She runs to an isolated landing at the school, fearing for her life. She is soon joined by Jane and Renata, who have reconciled after learning that it was one of Celeste’s sons, and not Ziggy, who was the bully (Perry’s cruelty has become infectious at home), and Madeline, who cannot face Ed after grappling with her own infidelity. As Perry lunges for Celeste, and the women struggle to beat him off, Bonnie, who has been watching the attack from afar, sprints across the pavement in her Eliza Doolittle outfit and pushes Perry to his death. She is an unlikely hero, given that she never really fit in with the rest of the mothers—her sensuality is seen as a threat; she is the only one who is not white—but it also makes a kind of sense. The outsider becomes the ultimate insider, the valiant one, the one who must now be protected by the coven at all costs.


Because the show begins and ends with a murder, many have tried to classify it as a California noir, or as a high-stakes Desperate Housewives. What I realized, however, watching the finale, is that HBO made another Western, albeit an inverted one. HBO desperately needed a hit to follow up the success of Game of Thrones, and in fact found two, back to back, in Westworld and Big Little Lies. Westworld is a more literal spin on the traditional shoot-em-up, in which cyborg cowboys and brothel madams become sentient and decide to rebel against their own subjugation. Big Little Lies features a different vision of the West, albeit no less riddled with outlaws who feel that they are given tacit permission by the wilderness to misbehave.

Vallée often shoots Perry as one would a black-hat in a classic Western; in dark light, shot a little from below. He skulks around, the bad apple who goes from town to town abusing women, smashing his fists into saloon doors. As in most Westerns, a community must band together to rid themselves of this villain, to chase the toxic element away. What surprised me about Big Little Lies, however, was that it was women who were doing the chasing, who decided to defend their positions on the land. It is so rare, in popular entertainment, that we see a group of women, especially wealthy mothers, working together in the service of a common goal rather than competing with one another for status. In the end, the five women choose to defend their mutual territory rather than tear each other apart. They win the West for themselves, and for the safety of their children.

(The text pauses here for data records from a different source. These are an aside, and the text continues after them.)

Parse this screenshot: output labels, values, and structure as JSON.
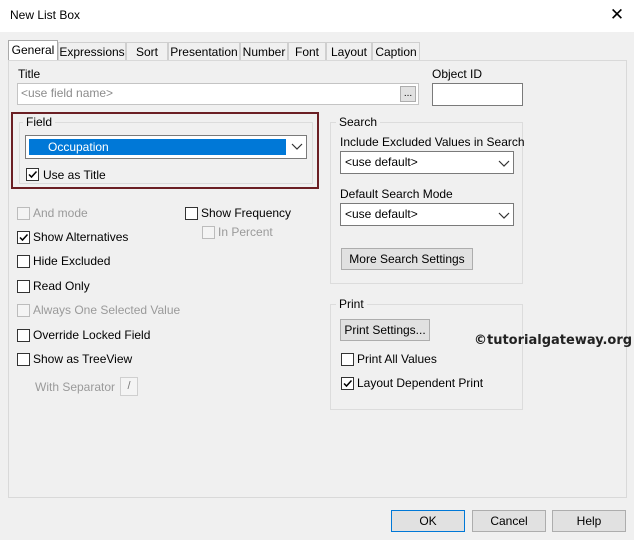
{
  "window": {
    "title": "New List Box",
    "close_glyph": "✕"
  },
  "tabs": [
    {
      "label": "General",
      "active": true
    },
    {
      "label": "Expressions"
    },
    {
      "label": "Sort"
    },
    {
      "label": "Presentation"
    },
    {
      "label": "Number"
    },
    {
      "label": "Font"
    },
    {
      "label": "Layout"
    },
    {
      "label": "Caption"
    }
  ],
  "title_section": {
    "label": "Title",
    "placeholder": "<use field name>",
    "browse_label": "..."
  },
  "object_id": {
    "label": "Object ID",
    "value": ""
  },
  "field": {
    "label": "Field",
    "selected": "Occupation",
    "use_as_title": {
      "label": "Use as Title",
      "checked": true
    }
  },
  "options": {
    "and_mode": {
      "label": "And mode",
      "checked": false,
      "disabled": true
    },
    "show_alternatives": {
      "label": "Show Alternatives",
      "checked": true
    },
    "hide_excluded": {
      "label": "Hide Excluded",
      "checked": false
    },
    "read_only": {
      "label": "Read Only",
      "checked": false
    },
    "always_one_selected": {
      "label": "Always One Selected Value",
      "checked": false,
      "disabled": true
    },
    "override_locked": {
      "label": "Override Locked Field",
      "checked": false
    },
    "show_as_treeview": {
      "label": "Show as TreeView",
      "checked": false
    },
    "with_separator": {
      "label": "With Separator",
      "value": "/"
    },
    "show_frequency": {
      "label": "Show Frequency",
      "checked": false
    },
    "in_percent": {
      "label": "In Percent",
      "checked": false,
      "disabled": true
    }
  },
  "search": {
    "label": "Search",
    "include_excluded_label": "Include Excluded Values in Search",
    "include_excluded_value": "<use default>",
    "default_mode_label": "Default Search Mode",
    "default_mode_value": "<use default>",
    "more_button": "More Search Settings"
  },
  "print": {
    "label": "Print",
    "settings_button": "Print Settings...",
    "print_all_values": {
      "label": "Print All Values",
      "checked": false
    },
    "layout_dependent": {
      "label": "Layout Dependent Print",
      "checked": true
    }
  },
  "watermark": "©tutorialgateway.org",
  "footer": {
    "ok": "OK",
    "cancel": "Cancel",
    "help": "Help"
  },
  "colors": {
    "selection": "#0078d7",
    "highlight_border": "#6b1f24"
  }
}
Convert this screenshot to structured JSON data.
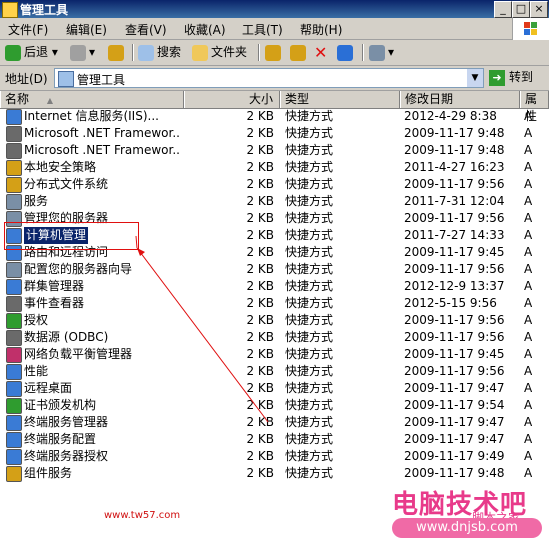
{
  "window": {
    "title": "管理工具"
  },
  "menu": [
    "文件(F)",
    "编辑(E)",
    "查看(V)",
    "收藏(A)",
    "工具(T)",
    "帮助(H)"
  ],
  "toolbar": {
    "back": "后退",
    "search": "搜索",
    "folders": "文件夹"
  },
  "address": {
    "label": "地址(D)",
    "value": "管理工具",
    "go": "转到"
  },
  "columns": {
    "name": "名称",
    "size": "大小",
    "type": "类型",
    "modified": "修改日期",
    "attr": "属性"
  },
  "files": [
    {
      "name": "Internet 信息服务(IIS)...",
      "size": "2 KB",
      "type": "快捷方式",
      "date": "2012-4-29 8:38",
      "attr": "A",
      "color": "#3a7bd5"
    },
    {
      "name": "Microsoft .NET Framewor...",
      "size": "2 KB",
      "type": "快捷方式",
      "date": "2009-11-17 9:48",
      "attr": "A",
      "color": "#6a6a6a"
    },
    {
      "name": "Microsoft .NET Framewor...",
      "size": "2 KB",
      "type": "快捷方式",
      "date": "2009-11-17 9:48",
      "attr": "A",
      "color": "#6a6a6a"
    },
    {
      "name": "本地安全策略",
      "size": "2 KB",
      "type": "快捷方式",
      "date": "2011-4-27 16:23",
      "attr": "A",
      "color": "#d4a017"
    },
    {
      "name": "分布式文件系统",
      "size": "2 KB",
      "type": "快捷方式",
      "date": "2009-11-17 9:56",
      "attr": "A",
      "color": "#d4a017"
    },
    {
      "name": "服务",
      "size": "2 KB",
      "type": "快捷方式",
      "date": "2011-7-31 12:04",
      "attr": "A",
      "color": "#7a8fa6"
    },
    {
      "name": "管理您的服务器",
      "size": "2 KB",
      "type": "快捷方式",
      "date": "2009-11-17 9:56",
      "attr": "A",
      "color": "#7a8fa6"
    },
    {
      "name": "计算机管理",
      "size": "2 KB",
      "type": "快捷方式",
      "date": "2011-7-27 14:33",
      "attr": "A",
      "color": "#3a7bd5",
      "selected": true
    },
    {
      "name": "路由和远程访问",
      "size": "2 KB",
      "type": "快捷方式",
      "date": "2009-11-17 9:45",
      "attr": "A",
      "color": "#3a7bd5"
    },
    {
      "name": "配置您的服务器向导",
      "size": "2 KB",
      "type": "快捷方式",
      "date": "2009-11-17 9:56",
      "attr": "A",
      "color": "#7a8fa6"
    },
    {
      "name": "群集管理器",
      "size": "2 KB",
      "type": "快捷方式",
      "date": "2012-12-9 13:37",
      "attr": "A",
      "color": "#3a7bd5"
    },
    {
      "name": "事件查看器",
      "size": "2 KB",
      "type": "快捷方式",
      "date": "2012-5-15 9:56",
      "attr": "A",
      "color": "#6a6a6a"
    },
    {
      "name": "授权",
      "size": "2 KB",
      "type": "快捷方式",
      "date": "2009-11-17 9:56",
      "attr": "A",
      "color": "#2f9c2f"
    },
    {
      "name": "数据源 (ODBC)",
      "size": "2 KB",
      "type": "快捷方式",
      "date": "2009-11-17 9:56",
      "attr": "A",
      "color": "#6a6a6a"
    },
    {
      "name": "网络负载平衡管理器",
      "size": "2 KB",
      "type": "快捷方式",
      "date": "2009-11-17 9:45",
      "attr": "A",
      "color": "#c0306a"
    },
    {
      "name": "性能",
      "size": "2 KB",
      "type": "快捷方式",
      "date": "2009-11-17 9:56",
      "attr": "A",
      "color": "#3a7bd5"
    },
    {
      "name": "远程桌面",
      "size": "2 KB",
      "type": "快捷方式",
      "date": "2009-11-17 9:47",
      "attr": "A",
      "color": "#3a7bd5"
    },
    {
      "name": "证书颁发机构",
      "size": "2 KB",
      "type": "快捷方式",
      "date": "2009-11-17 9:54",
      "attr": "A",
      "color": "#2f9c2f"
    },
    {
      "name": "终端服务管理器",
      "size": "2 KB",
      "type": "快捷方式",
      "date": "2009-11-17 9:47",
      "attr": "A",
      "color": "#3a7bd5"
    },
    {
      "name": "终端服务配置",
      "size": "2 KB",
      "type": "快捷方式",
      "date": "2009-11-17 9:47",
      "attr": "A",
      "color": "#3a7bd5"
    },
    {
      "name": "终端服务器授权",
      "size": "2 KB",
      "type": "快捷方式",
      "date": "2009-11-17 9:49",
      "attr": "A",
      "color": "#3a7bd5"
    },
    {
      "name": "组件服务",
      "size": "2 KB",
      "type": "快捷方式",
      "date": "2009-11-17 9:48",
      "attr": "A",
      "color": "#d4a017"
    }
  ],
  "watermark": {
    "site": "www.tw57.com",
    "brand": "电脑技术吧",
    "sub": "脚本之家",
    "url": "www.dnjsb.com"
  }
}
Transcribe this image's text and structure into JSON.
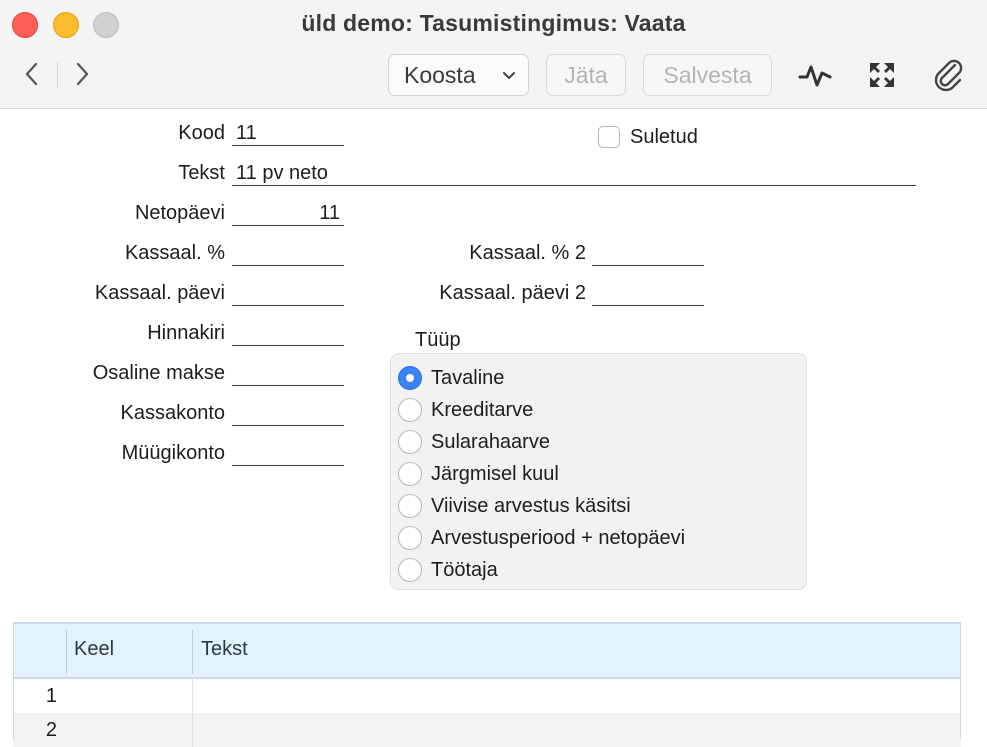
{
  "window": {
    "title": "üld demo: Tasumistingimus: Vaata"
  },
  "toolbar": {
    "koosta_label": "Koosta",
    "jata_label": "Jäta",
    "salvesta_label": "Salvesta",
    "icons": [
      "chevron-left-icon",
      "chevron-right-icon",
      "chevron-down-icon",
      "activity-icon",
      "fullscreen-icon",
      "paperclip-icon"
    ],
    "disabled_color": "#b4b4b4"
  },
  "form": {
    "kood": {
      "label": "Kood",
      "value": "11"
    },
    "tekst": {
      "label": "Tekst",
      "value": "11 pv neto"
    },
    "netopaevi": {
      "label": "Netopäevi",
      "value": "11"
    },
    "kassaal_pct": {
      "label": "Kassaal. %",
      "value": ""
    },
    "kassaal_paevi": {
      "label": "Kassaal. päevi",
      "value": ""
    },
    "hinnakiri": {
      "label": "Hinnakiri",
      "value": ""
    },
    "osaline_makse": {
      "label": "Osaline makse",
      "value": ""
    },
    "kassakonto": {
      "label": "Kassakonto",
      "value": ""
    },
    "muugikonto": {
      "label": "Müügikonto",
      "value": ""
    },
    "kassaal_pct2": {
      "label": "Kassaal. % 2",
      "value": ""
    },
    "kassaal_paevi2": {
      "label": "Kassaal. päevi 2",
      "value": ""
    },
    "suletud": {
      "label": "Suletud",
      "checked": false
    }
  },
  "tyyp": {
    "label": "Tüüp",
    "selected": 0,
    "accent": "#3b82f6",
    "options": [
      "Tavaline",
      "Kreeditarve",
      "Sularahaarve",
      "Järgmisel kuul",
      "Viivise arvestus käsitsi",
      "Arvestusperiood + netopäevi",
      "Töötaja"
    ]
  },
  "grid": {
    "headers": [
      "Keel",
      "Tekst"
    ],
    "header_bg": "#e3f3fb",
    "rows": [
      {
        "num": "1",
        "keel": "",
        "tekst": ""
      },
      {
        "num": "2",
        "keel": "",
        "tekst": ""
      }
    ]
  }
}
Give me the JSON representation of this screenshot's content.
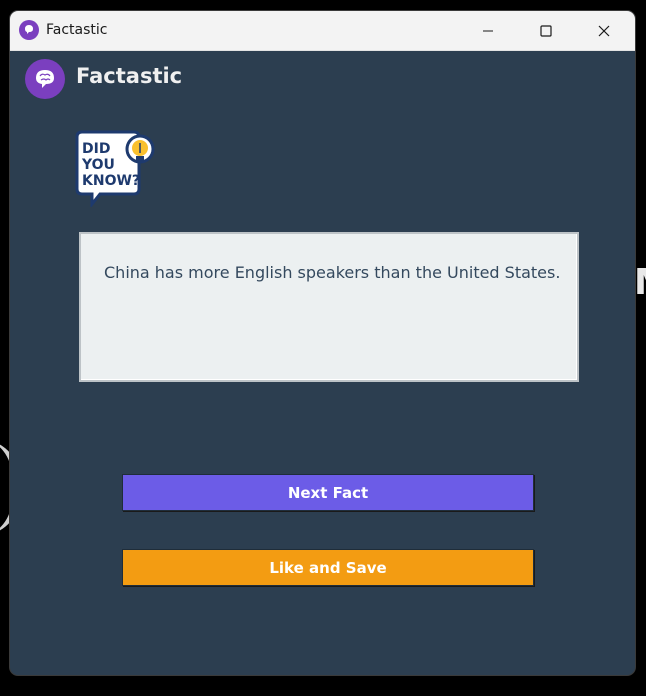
{
  "window": {
    "title": "Factastic",
    "controls": {
      "minimize": "minimize-icon",
      "maximize": "maximize-icon",
      "close": "close-icon"
    }
  },
  "header": {
    "app_name": "Factastic",
    "logo_icon": "brain-icon"
  },
  "badge": {
    "lines": [
      "DID",
      "YOU",
      "KNOW?"
    ],
    "icon": "lightbulb-icon"
  },
  "fact": {
    "text": "China has more English speakers than the United States."
  },
  "buttons": {
    "next_label": "Next Fact",
    "like_label": "Like and Save"
  },
  "colors": {
    "window_bg": "#2c3e50",
    "fact_bg": "#ecf0f1",
    "next_button": "#6c5ce7",
    "like_button": "#f39c12",
    "logo_circle": "#7b3fbf"
  }
}
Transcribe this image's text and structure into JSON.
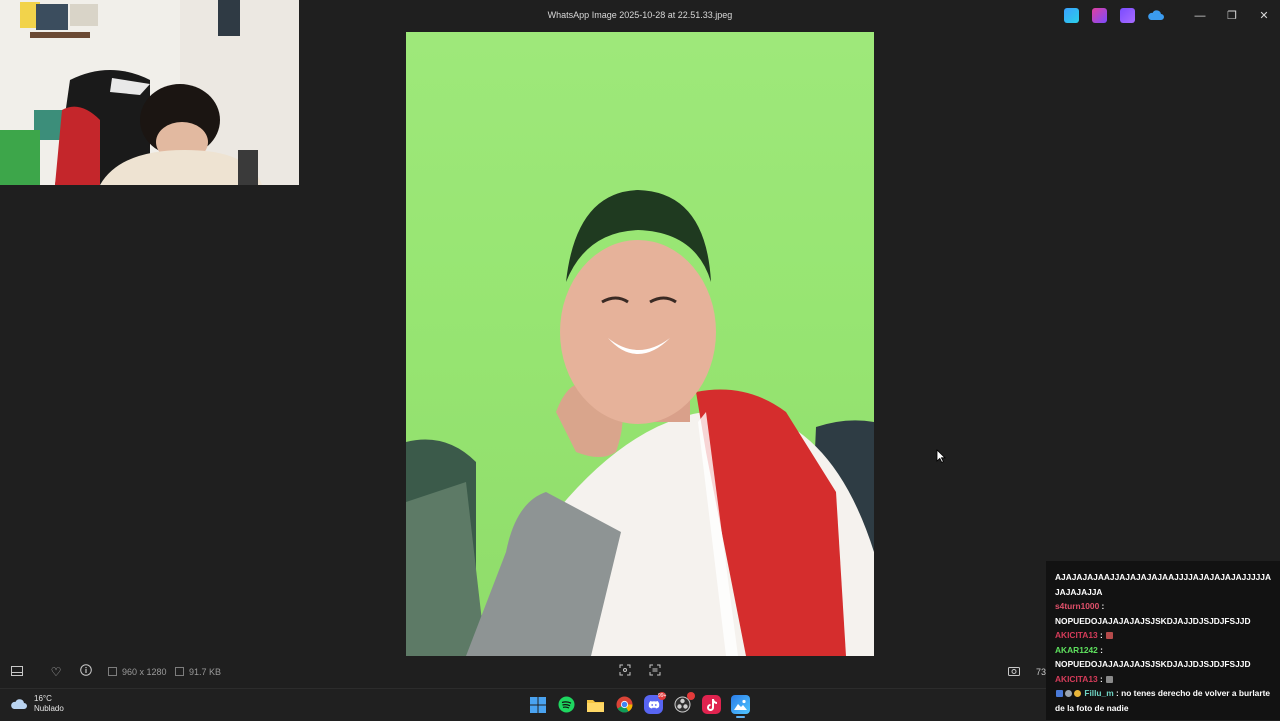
{
  "window": {
    "title": "WhatsApp Image 2025-10-28 at 22.51.33.jpeg",
    "toolbar_icons": [
      "edit-icon",
      "designer-icon",
      "clipchamp-icon",
      "onedrive-icon"
    ],
    "controls": {
      "minimize": "—",
      "maximize": "❐",
      "close": "✕"
    }
  },
  "image_info": {
    "resolution": "960 x 1280",
    "size": "91.7 KB",
    "zoom_partial": "73"
  },
  "bottom_icons": [
    "filmstrip-icon",
    "favorite-icon",
    "info-icon",
    "fit-icon",
    "compare-icon",
    "screenshot-icon"
  ],
  "weather": {
    "temperature": "16°C",
    "condition": "Nublado"
  },
  "taskbar_apps": [
    "start-icon",
    "spotify-icon",
    "file-explorer-icon",
    "chrome-icon",
    "discord-icon",
    "obs-icon",
    "tiktok-icon",
    "photos-icon"
  ],
  "taskbar_badges": {
    "discord": "99+"
  },
  "chat": {
    "messages": [
      {
        "user": "",
        "user_color": "#ffffff",
        "text": "AJAJAJAJAAJJAJAJAJAJAAJJJJAJAJAJAJAJJJJJAJAJAJAJJA"
      },
      {
        "user": "s4turn1000",
        "user_color": "#e0506a",
        "text": "NOPUEDOJAJAJAJAJSJSKDJAJJDJSJDJFSJJD"
      },
      {
        "user": "AKICITA13",
        "user_color": "#d63c5a",
        "text": ""
      },
      {
        "user": "AKAR1242",
        "user_color": "#5ee05e",
        "text": "NOPUEDOJAJAJAJAJSJSKDJAJJDJSJDJFSJJD"
      },
      {
        "user": "AKICITA13",
        "user_color": "#d63c5a",
        "text": ""
      },
      {
        "user": "Fillu_m",
        "user_color": "#6fd4c4",
        "text": "no tenes derecho de volver a burlarte de la foto de nadie"
      }
    ]
  },
  "colors": {
    "background": "#1f1f1f",
    "photo_wall": "#97e572",
    "chat_bg": "#121212",
    "accent": "#5fb2f2"
  }
}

The blue feeling at the edge of California can easily make people feel lonesome, and separate. It is isolating to want so much, to yearn for so much, and to never feel satisfied, even when cradled in such heartbreaking beauty. But what Big Little Lies reaffirms, is that in the West, when you walk up to the edge, it is important to look around and see the others who are standing out on the bluffs with you.

Everyone is inventing, making it up as they go along. From one angle, this can look like a collective lie, a mass delusion. But what I took away from the finale is that there are some lies that must be shared, some burdens that can only be relieved by a mutually-understanding community. This is why people continue to amble to the crests of California, in search of this dreamscape, of a utopian kinship. Sometimes it can take trauma to find it, sometimes it can even take living outside the law with a shared secret, but in the end, the place will open up for those who choose to conquer it together.